The second sign of weakness is more concrete. Our trade balance, which was strongly negative before the crisis, is not getting much better, in spite of a weaker pound sterling. This is strikingly different from the previous recovery from a recession, in 1992 – when a trade deficit was converted to a surplus quite quickly, and was the first part of a period of continuous growth that lasted until 2008. Martin Wolf, the FT economics commentator, has said that in the Euro zone an adverse trade balance was a surer sign of trouble than a fiscal deficit. He seems more relaxed in a UK context, but I think it is highly significant. The country is living beyond is means, and has not solved the problems that led to the 2008 crash.
The third sign is closely related – the other side of the same coin. The vaunted recovery is mainly led by increased consumer demand rather than increased investment. The public (as well as the government) is trying to borrow its way out of the crisis. A strong level of investment would lead us to be more relaxed about a trade deficit – but this is not the case. Investment is recovering, but not by enough. And levels of debt remain stubbornly high.
A lot of the problem is actually beyond the control of any government. It is down to the freely made choices of individuals and businesses, and changes in technology, not just here, but in the countries we trade with. But we do need our politicians to be on the case.
The Conservatives are unwilling to acknowledge the current level of economic weakness. They keep talking about their long-term plan for the economy, but this mainly boils down to further austerity, mainly cuts to expenditure, to bring government finances onto a more stable footing. They hope that private sector investment will pick up, and focus on things that will improve efficiency and wellbeing, rather than the merry-go-round of property prices. But further austerity will cause public investment in infrastructure to suffer, as well as education. Further, the party wants to “renegotiate” the country’s relationship with the European Union and put membership to a national referendum. The country’s international standing has already been a victim of this policy. Since so much of the country’s fate depends on the wider world, this is sheer folly.

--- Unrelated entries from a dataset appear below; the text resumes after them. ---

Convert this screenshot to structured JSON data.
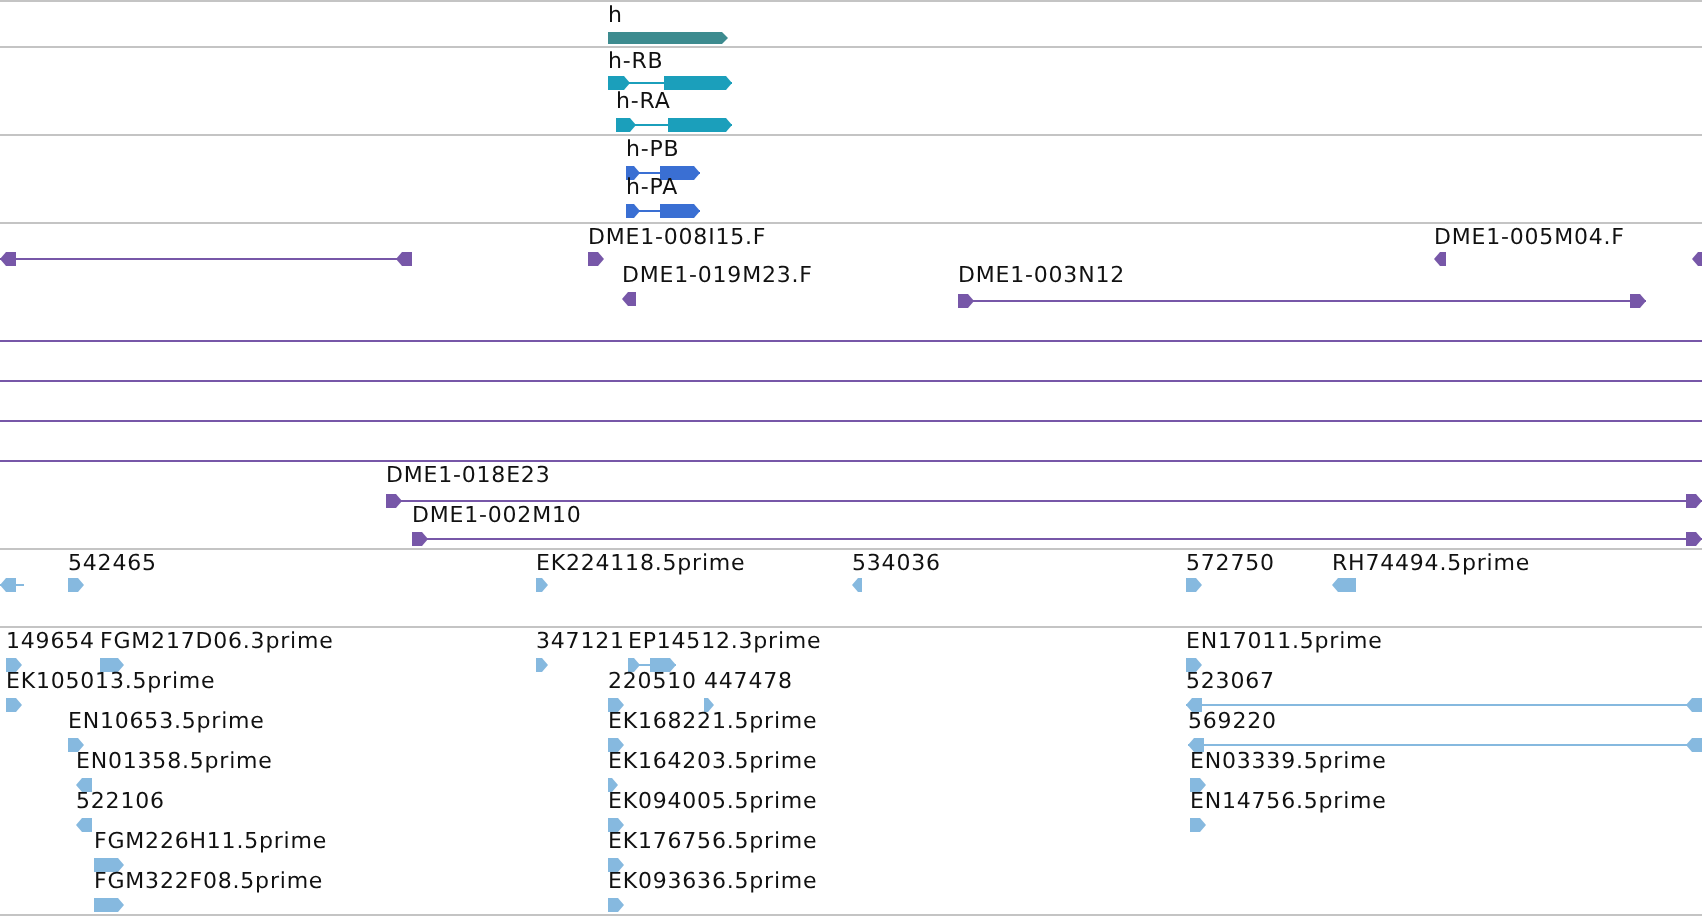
{
  "tracks": [
    {
      "color": "#3d8b8f",
      "features": [
        {
          "label": "h",
          "kind": "gene",
          "forward": true
        }
      ]
    },
    {
      "color": "#1b9fbb",
      "features": [
        {
          "label": "h-RB",
          "kind": "transcript",
          "forward": true
        },
        {
          "label": "h-RA",
          "kind": "transcript",
          "forward": true
        }
      ]
    },
    {
      "color": "#3a6fd3",
      "features": [
        {
          "label": "h-PB",
          "kind": "transcript",
          "forward": true
        },
        {
          "label": "h-PA",
          "kind": "transcript",
          "forward": true
        }
      ]
    },
    {
      "color": "#7757a8",
      "features": [
        {
          "kind": "span",
          "forward": false
        },
        {
          "label": "DME1-008I15.F",
          "kind": "match",
          "forward": true
        },
        {
          "label": "DME1-019M23.F",
          "kind": "match",
          "forward": false
        },
        {
          "label": "DME1-003N12",
          "kind": "span",
          "forward": true
        },
        {
          "label": "DME1-005M04.F",
          "kind": "match",
          "forward": false
        },
        {
          "kind": "match",
          "forward": false
        },
        {
          "kind": "line"
        },
        {
          "kind": "line"
        },
        {
          "kind": "line"
        },
        {
          "kind": "line"
        },
        {
          "label": "DME1-018E23",
          "kind": "span",
          "forward": true
        },
        {
          "label": "DME1-002M10",
          "kind": "span",
          "forward": true
        }
      ]
    },
    {
      "color": "#86b9df",
      "features": [
        {
          "kind": "span",
          "forward": false
        },
        {
          "label": "542465",
          "kind": "match",
          "forward": true
        },
        {
          "label": "EK224118.5prime",
          "kind": "match",
          "forward": true
        },
        {
          "label": "534036",
          "kind": "match",
          "forward": false
        },
        {
          "label": "572750",
          "kind": "match",
          "forward": true
        },
        {
          "label": "RH74494.5prime",
          "kind": "match",
          "forward": false
        }
      ]
    },
    {
      "color": "#86b9df",
      "features": [
        {
          "label": "149654",
          "kind": "match",
          "forward": true
        },
        {
          "label": "FGM217D06.3prime",
          "kind": "match",
          "forward": true
        },
        {
          "label": "EK105013.5prime",
          "kind": "match",
          "forward": true
        },
        {
          "label": "EN10653.5prime",
          "kind": "match",
          "forward": true
        },
        {
          "label": "EN01358.5prime",
          "kind": "match",
          "forward": false
        },
        {
          "label": "522106",
          "kind": "match",
          "forward": false
        },
        {
          "label": "FGM226H11.5prime",
          "kind": "match",
          "forward": true
        },
        {
          "label": "FGM322F08.5prime",
          "kind": "match",
          "forward": true
        },
        {
          "label": "347121",
          "kind": "match",
          "forward": true
        },
        {
          "label": "EP14512.3prime",
          "kind": "transcript",
          "forward": true
        },
        {
          "label": "220510",
          "kind": "match",
          "forward": true
        },
        {
          "label": "447478",
          "kind": "match",
          "forward": true
        },
        {
          "label": "EK168221.5prime",
          "kind": "match",
          "forward": true
        },
        {
          "label": "EK164203.5prime",
          "kind": "match",
          "forward": true
        },
        {
          "label": "EK094005.5prime",
          "kind": "match",
          "forward": true
        },
        {
          "label": "EK176756.5prime",
          "kind": "match",
          "forward": true
        },
        {
          "label": "EK093636.5prime",
          "kind": "match",
          "forward": true
        },
        {
          "label": "EN17011.5prime",
          "kind": "match",
          "forward": true
        },
        {
          "label": "523067",
          "kind": "span",
          "forward": false
        },
        {
          "label": "569220",
          "kind": "span",
          "forward": false
        },
        {
          "label": "EN03339.5prime",
          "kind": "match",
          "forward": true
        },
        {
          "label": "EN14756.5prime",
          "kind": "match",
          "forward": true
        }
      ]
    }
  ]
}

Labour gloat about the current weakness of the economy, but have few answers. I have not heard a Labour spokesman willing to talk about increasing the economy’s productivity. They have ideas to tackle some of the symptoms, like raising the minimum wage to deal with low pay, but have no answers for the disease. And the party lacks a unity of purpose. Its left wants an end to austerity and attack on private business bosses; others talk of devolving power from the centre but have little understanding of what this really means. They do not look like a coherent government in waiting.
Meanwhile there are plenty of things we should be talking about. Encouraging weaker local economies to develop without permanent subsidy from the centre; choosing the right public infrastructure investments; developing a more complete and rounded education of our children and young people; working internationally through the EU and other institutions to tackle multinationals and tax evaders. But these do not reduce to bite-size policies and 140-character debates. So we will keep banging away at the unwinnable blame game.